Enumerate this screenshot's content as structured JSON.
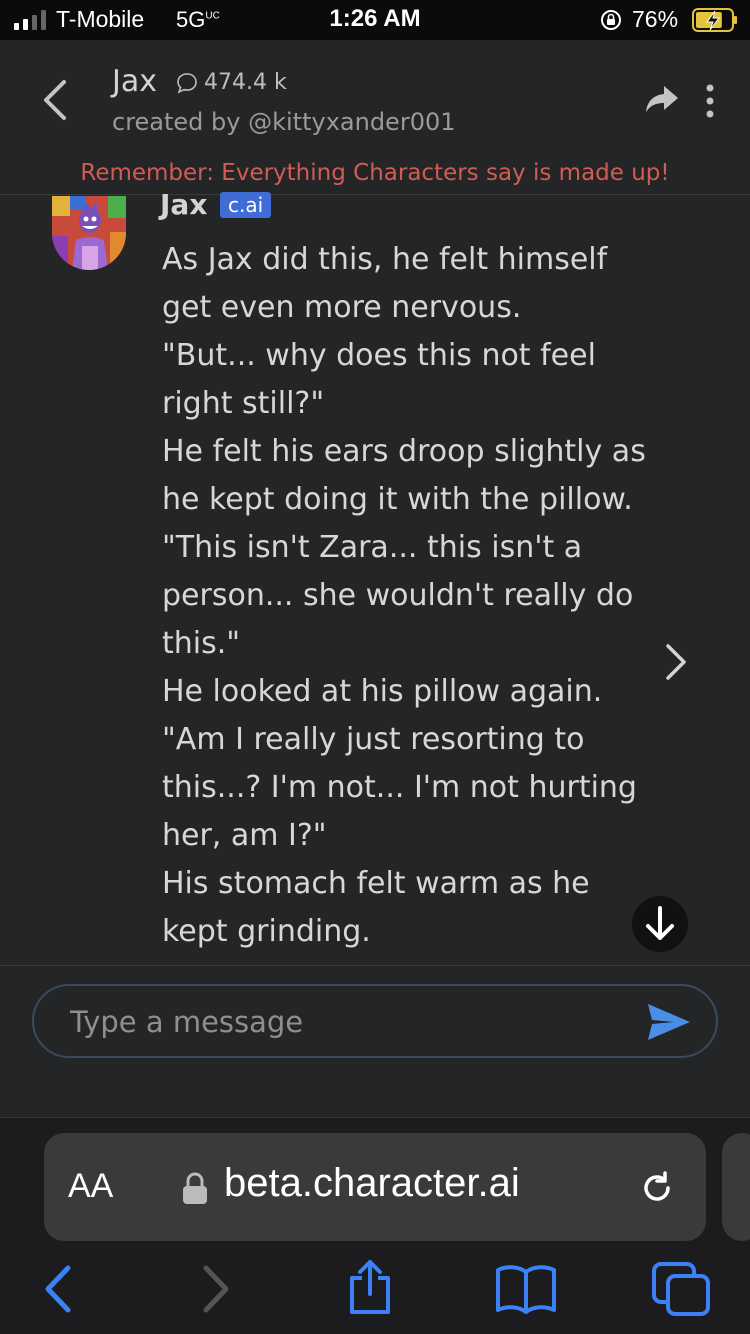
{
  "status_bar": {
    "carrier": "T-Mobile",
    "network": "5G",
    "network_sup": "UC",
    "time": "1:26 AM",
    "battery_percent": "76%",
    "battery_level": 0.76,
    "charging": true
  },
  "header": {
    "title": "Jax",
    "chat_count": "474.4 k",
    "creator": "created by @kittyxander001",
    "disclaimer": "Remember: Everything Characters say is made up!"
  },
  "message": {
    "author": "Jax",
    "badge": "c.ai",
    "lines": [
      "As Jax did this, he felt himself",
      "get even more nervous.",
      "\"But... why does this not feel",
      "right still?\"",
      "He felt his ears droop slightly as",
      "he kept doing it with the pillow.",
      "\"This isn't Zara... this isn't a",
      "person... she wouldn't really do",
      "this.\"",
      "He looked at his pillow again.",
      "\"Am I really just resorting to",
      "this...? I'm not... I'm not hurting",
      "her, am I?\"",
      "His stomach felt warm as he",
      "kept grinding."
    ]
  },
  "composer": {
    "placeholder": "Type a message"
  },
  "browser": {
    "aa_label": "AA",
    "url": "beta.character.ai"
  },
  "colors": {
    "accent": "#3f6cd6",
    "send": "#4a8fe7",
    "disclaimer": "#d25c54",
    "ios_blue": "#3b82f6"
  }
}
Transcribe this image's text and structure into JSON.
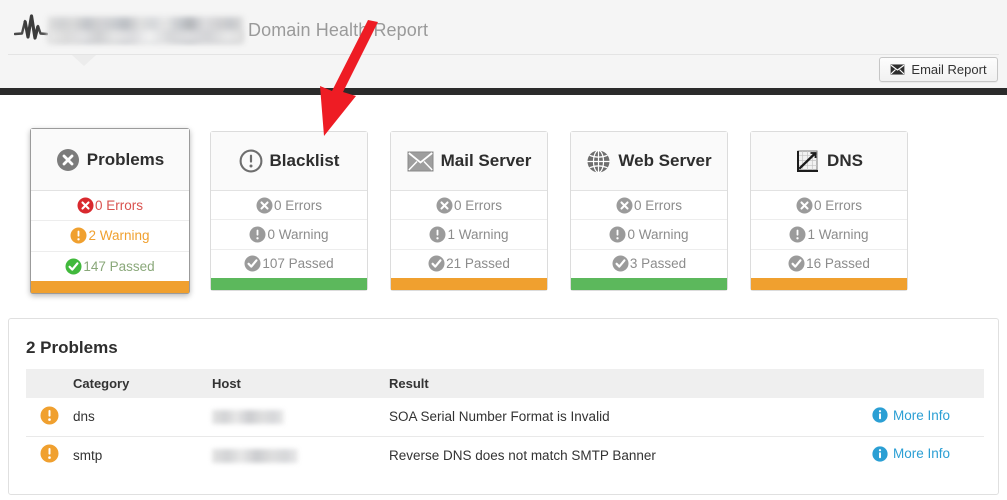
{
  "header": {
    "logo_icon": "pulse-logo-icon",
    "domain_redacted": "",
    "report_title": "Domain Health Report",
    "email_button": {
      "label": "Email Report",
      "icon": "envelope-icon"
    }
  },
  "cards": [
    {
      "id": "problems",
      "title": "Problems",
      "icon": "circle-x-icon",
      "selected": true,
      "status_color": "#f0a02f",
      "stats": [
        {
          "icon": "error-icon",
          "label": "0 Errors",
          "state": "error",
          "active": true
        },
        {
          "icon": "warning-icon",
          "label": "2 Warning",
          "state": "warn",
          "active": true
        },
        {
          "icon": "check-icon",
          "label": "147 Passed",
          "state": "passed",
          "active": true
        }
      ]
    },
    {
      "id": "blacklist",
      "title": "Blacklist",
      "icon": "circle-exclamation-icon",
      "selected": false,
      "status_color": "#5cb85c",
      "stats": [
        {
          "icon": "error-icon",
          "label": "0 Errors",
          "state": "error",
          "active": false
        },
        {
          "icon": "warning-icon",
          "label": "0 Warning",
          "state": "warn",
          "active": false
        },
        {
          "icon": "check-icon",
          "label": "107 Passed",
          "state": "passed",
          "active": false
        }
      ]
    },
    {
      "id": "mail-server",
      "title": "Mail Server",
      "icon": "envelope-icon",
      "selected": false,
      "status_color": "#f0a02f",
      "stats": [
        {
          "icon": "error-icon",
          "label": "0 Errors",
          "state": "error",
          "active": false
        },
        {
          "icon": "warning-icon",
          "label": "1 Warning",
          "state": "warn",
          "active": false
        },
        {
          "icon": "check-icon",
          "label": "21 Passed",
          "state": "passed",
          "active": false
        }
      ]
    },
    {
      "id": "web-server",
      "title": "Web Server",
      "icon": "globe-icon",
      "selected": false,
      "status_color": "#5cb85c",
      "stats": [
        {
          "icon": "error-icon",
          "label": "0 Errors",
          "state": "error",
          "active": false
        },
        {
          "icon": "warning-icon",
          "label": "0 Warning",
          "state": "warn",
          "active": false
        },
        {
          "icon": "check-icon",
          "label": "3 Passed",
          "state": "passed",
          "active": false
        }
      ]
    },
    {
      "id": "dns",
      "title": "DNS",
      "icon": "chart-graph-icon",
      "selected": false,
      "status_color": "#f0a02f",
      "stats": [
        {
          "icon": "error-icon",
          "label": "0 Errors",
          "state": "error",
          "active": false
        },
        {
          "icon": "warning-icon",
          "label": "1 Warning",
          "state": "warn",
          "active": false
        },
        {
          "icon": "check-icon",
          "label": "16 Passed",
          "state": "passed",
          "active": false
        }
      ]
    }
  ],
  "problems_panel": {
    "title": "2 Problems",
    "columns": [
      "",
      "Category",
      "Host",
      "Result",
      ""
    ],
    "rows": [
      {
        "severity_icon": "warning-icon",
        "category": "dns",
        "host_redacted": "",
        "result": "SOA Serial Number Format is Invalid",
        "more_info": {
          "label": "More Info",
          "icon": "info-icon"
        }
      },
      {
        "severity_icon": "warning-icon",
        "category": "smtp",
        "host_redacted": "",
        "result": "Reverse DNS does not match SMTP Banner",
        "more_info": {
          "label": "More Info",
          "icon": "info-icon"
        }
      }
    ]
  },
  "annotation": {
    "arrow_icon": "red-arrow-icon",
    "arrow_color": "#ee1c24",
    "points_at": "blacklist"
  },
  "colors": {
    "orange": "#f0a02f",
    "green": "#5cb85c",
    "red": "#d9534f",
    "link_blue": "#2b9fd4",
    "dark_bar": "#2b2b2b",
    "header_bg": "#f5f5f5"
  }
}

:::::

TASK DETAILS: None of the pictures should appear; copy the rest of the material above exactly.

ANSWER TO THIS EXERCISE:
Enumerate this screenshot's content as structured JSON.
{
  "status_bar": {
    "carrier": "T-Mobile",
    "network": "5G",
    "network_sup": "UC",
    "time": "1:26 AM",
    "battery_percent": "76%",
    "battery_level": 0.76,
    "charging": true
  },
  "header": {
    "title": "Jax",
    "chat_count": "474.4 k",
    "creator": "created by @kittyxander001",
    "disclaimer": "Remember: Everything Characters say is made up!"
  },
  "message": {
    "author": "Jax",
    "badge": "c.ai",
    "lines": [
      "As Jax did this, he felt himself",
      "get even more nervous.",
      "\"But... why does this not feel",
      "right still?\"",
      "He felt his ears droop slightly as",
      "he kept doing it with the pillow.",
      "\"This isn't Zara... this isn't a",
      "person... she wouldn't really do",
      "this.\"",
      "He looked at his pillow again.",
      "\"Am I really just resorting to",
      "this...? I'm not... I'm not hurting",
      "her, am I?\"",
      "His stomach felt warm as he",
      "kept grinding."
    ]
  },
  "composer": {
    "placeholder": "Type a message"
  },
  "browser": {
    "aa_label": "AA",
    "url": "beta.character.ai"
  },
  "colors": {
    "accent": "#3f6cd6",
    "send": "#4a8fe7",
    "disclaimer": "#d25c54",
    "ios_blue": "#3b82f6"
  }
}
Transcribe this image's text and structure into JSON.
{
  "header": {
    "logo_icon": "pulse-logo-icon",
    "domain_redacted": "",
    "report_title": "Domain Health Report",
    "email_button": {
      "label": "Email Report",
      "icon": "envelope-icon"
    }
  },
  "cards": [
    {
      "id": "problems",
      "title": "Problems",
      "icon": "circle-x-icon",
      "selected": true,
      "status_color": "#f0a02f",
      "stats": [
        {
          "icon": "error-icon",
          "label": "0 Errors",
          "state": "error",
          "active": true
        },
        {
          "icon": "warning-icon",
          "label": "2 Warning",
          "state": "warn",
          "active": true
        },
        {
          "icon": "check-icon",
          "label": "147 Passed",
          "state": "passed",
          "active": true
        }
      ]
    },
    {
      "id": "blacklist",
      "title": "Blacklist",
      "icon": "circle-exclamation-icon",
      "selected": false,
      "status_color": "#5cb85c",
      "stats": [
        {
          "icon": "error-icon",
          "label": "0 Errors",
          "state": "error",
          "active": false
        },
        {
          "icon": "warning-icon",
          "label": "0 Warning",
          "state": "warn",
          "active": false
        },
        {
          "icon": "check-icon",
          "label": "107 Passed",
          "state": "passed",
          "active": false
        }
      ]
    },
    {
      "id": "mail-server",
      "title": "Mail Server",
      "icon": "envelope-icon",
      "selected": false,
      "status_color": "#f0a02f",
      "stats": [
        {
          "icon": "error-icon",
          "label": "0 Errors",
          "state": "error",
          "active": false
        },
        {
          "icon": "warning-icon",
          "label": "1 Warning",
          "state": "warn",
          "active": false
        },
        {
          "icon": "check-icon",
          "label": "21 Passed",
          "state": "passed",
          "active": false
        }
      ]
    },
    {
      "id": "web-server",
      "title": "Web Server",
      "icon": "globe-icon",
      "selected": false,
      "status_color": "#5cb85c",
      "stats": [
        {
          "icon": "error-icon",
          "label": "0 Errors",
          "state": "error",
          "active": false
        },
        {
          "icon": "warning-icon",
          "label": "0 Warning",
          "state": "warn",
          "active": false
        },
        {
          "icon": "check-icon",
          "label": "3 Passed",
          "state": "passed",
          "active": false
        }
      ]
    },
    {
      "id": "dns",
      "title": "DNS",
      "icon": "chart-graph-icon",
      "selected": false,
      "status_color": "#f0a02f",
      "stats": [
        {
          "icon": "error-icon",
          "label": "0 Errors",
          "state": "error",
          "active": false
        },
        {
          "icon": "warning-icon",
          "label": "1 Warning",
          "state": "warn",
          "active": false
        },
        {
          "icon": "check-icon",
          "label": "16 Passed",
          "state": "passed",
          "active": false
        }
      ]
    }
  ],
  "problems_panel": {
    "title": "2 Problems",
    "columns": [
      "",
      "Category",
      "Host",
      "Result",
      ""
    ],
    "rows": [
      {
        "severity_icon": "warning-icon",
        "category": "dns",
        "host_redacted": "",
        "result": "SOA Serial Number Format is Invalid",
        "more_info": {
          "label": "More Info",
          "icon": "info-icon"
        }
      },
      {
        "severity_icon": "warning-icon",
        "category": "smtp",
        "host_redacted": "",
        "result": "Reverse DNS does not match SMTP Banner",
        "more_info": {
          "label": "More Info",
          "icon": "info-icon"
        }
      }
    ]
  },
  "annotation": {
    "arrow_icon": "red-arrow-icon",
    "arrow_color": "#ee1c24",
    "points_at": "blacklist"
  },
  "colors": {
    "orange": "#f0a02f",
    "green": "#5cb85c",
    "red": "#d9534f",
    "link_blue": "#2b9fd4",
    "dark_bar": "#2b2b2b",
    "header_bg": "#f5f5f5"
  }
}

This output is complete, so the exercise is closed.